> _AIM OF THE EXERCISE_
Using the records below, report how many lines include "time", and give no more than the number.

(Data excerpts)

Content starts

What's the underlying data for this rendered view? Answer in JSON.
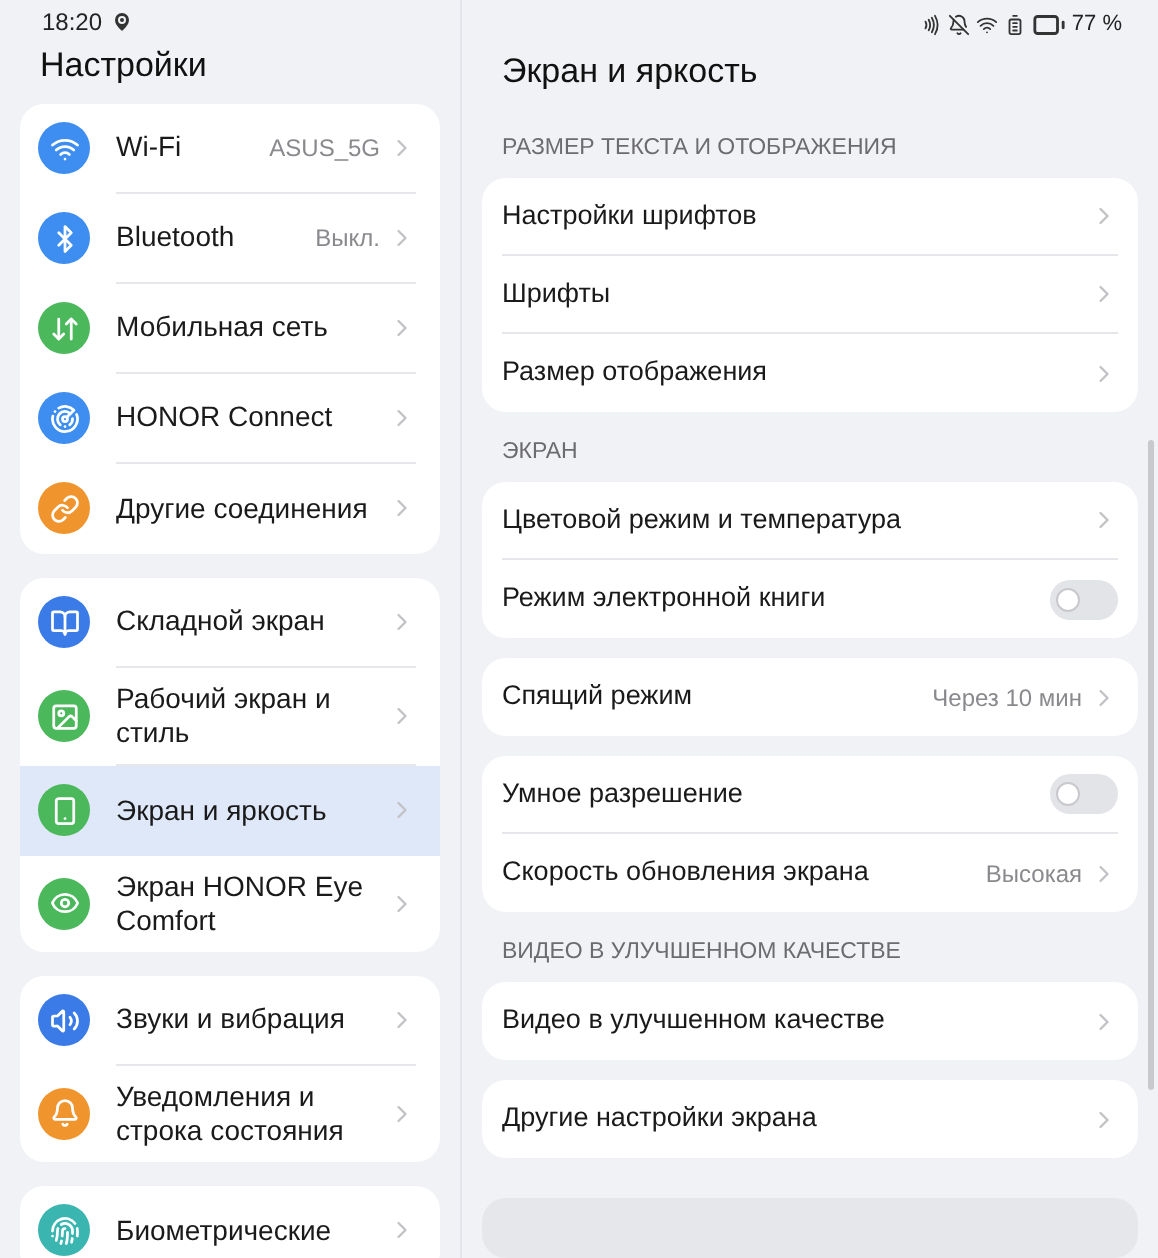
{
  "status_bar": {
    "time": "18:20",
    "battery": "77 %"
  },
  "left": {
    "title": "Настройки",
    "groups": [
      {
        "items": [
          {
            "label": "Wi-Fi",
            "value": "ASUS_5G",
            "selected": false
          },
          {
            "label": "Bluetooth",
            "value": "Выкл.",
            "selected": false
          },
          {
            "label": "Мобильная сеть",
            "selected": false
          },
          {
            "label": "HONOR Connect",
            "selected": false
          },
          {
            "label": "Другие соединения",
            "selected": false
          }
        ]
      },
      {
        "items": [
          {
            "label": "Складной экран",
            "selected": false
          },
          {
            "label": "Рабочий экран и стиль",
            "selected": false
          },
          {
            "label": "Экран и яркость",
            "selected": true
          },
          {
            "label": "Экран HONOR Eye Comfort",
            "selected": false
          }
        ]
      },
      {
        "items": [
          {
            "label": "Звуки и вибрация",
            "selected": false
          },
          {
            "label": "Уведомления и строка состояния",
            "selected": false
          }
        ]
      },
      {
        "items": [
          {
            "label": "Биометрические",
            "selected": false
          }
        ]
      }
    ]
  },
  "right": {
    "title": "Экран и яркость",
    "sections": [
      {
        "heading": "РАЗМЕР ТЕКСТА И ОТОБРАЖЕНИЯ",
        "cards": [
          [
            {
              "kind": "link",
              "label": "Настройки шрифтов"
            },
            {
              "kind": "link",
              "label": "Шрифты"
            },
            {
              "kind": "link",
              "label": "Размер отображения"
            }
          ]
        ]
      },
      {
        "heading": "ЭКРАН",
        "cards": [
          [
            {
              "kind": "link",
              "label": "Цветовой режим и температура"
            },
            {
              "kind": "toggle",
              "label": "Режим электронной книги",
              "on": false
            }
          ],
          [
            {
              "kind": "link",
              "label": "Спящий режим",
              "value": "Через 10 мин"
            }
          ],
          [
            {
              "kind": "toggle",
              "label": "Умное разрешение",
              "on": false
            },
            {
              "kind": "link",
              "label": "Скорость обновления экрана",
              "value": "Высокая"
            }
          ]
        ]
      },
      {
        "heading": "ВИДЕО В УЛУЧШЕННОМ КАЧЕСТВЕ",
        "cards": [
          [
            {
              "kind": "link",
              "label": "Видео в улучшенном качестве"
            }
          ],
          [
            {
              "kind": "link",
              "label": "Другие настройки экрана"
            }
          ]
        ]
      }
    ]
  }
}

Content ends
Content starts

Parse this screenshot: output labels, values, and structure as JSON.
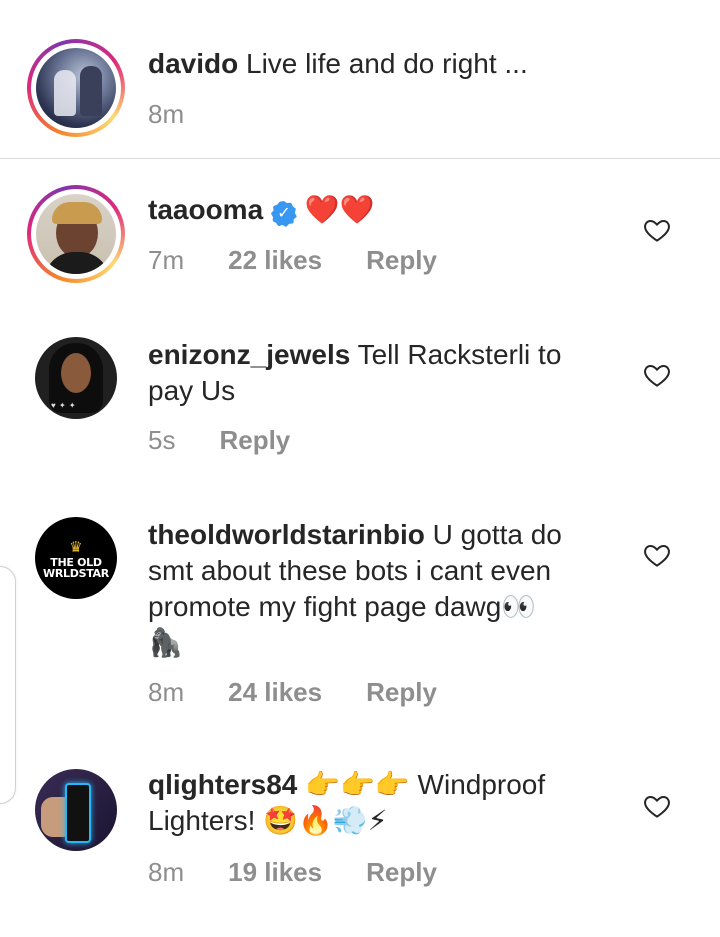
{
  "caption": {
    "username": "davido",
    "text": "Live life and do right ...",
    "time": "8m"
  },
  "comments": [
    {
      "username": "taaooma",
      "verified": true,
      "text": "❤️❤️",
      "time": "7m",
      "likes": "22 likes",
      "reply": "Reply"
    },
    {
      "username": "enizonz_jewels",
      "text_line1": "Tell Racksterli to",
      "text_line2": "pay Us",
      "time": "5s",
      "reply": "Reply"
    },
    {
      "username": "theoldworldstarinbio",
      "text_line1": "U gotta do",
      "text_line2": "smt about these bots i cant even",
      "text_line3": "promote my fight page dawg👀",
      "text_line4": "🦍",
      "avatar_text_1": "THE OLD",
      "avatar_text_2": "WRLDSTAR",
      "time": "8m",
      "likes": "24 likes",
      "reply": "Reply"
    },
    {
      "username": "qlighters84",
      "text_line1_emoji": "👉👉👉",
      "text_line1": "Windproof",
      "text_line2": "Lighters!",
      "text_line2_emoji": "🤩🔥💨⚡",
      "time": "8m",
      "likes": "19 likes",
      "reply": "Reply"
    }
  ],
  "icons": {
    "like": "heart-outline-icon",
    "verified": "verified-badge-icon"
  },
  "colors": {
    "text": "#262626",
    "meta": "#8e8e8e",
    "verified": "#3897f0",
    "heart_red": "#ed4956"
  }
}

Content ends

> _TASK RESULT_
6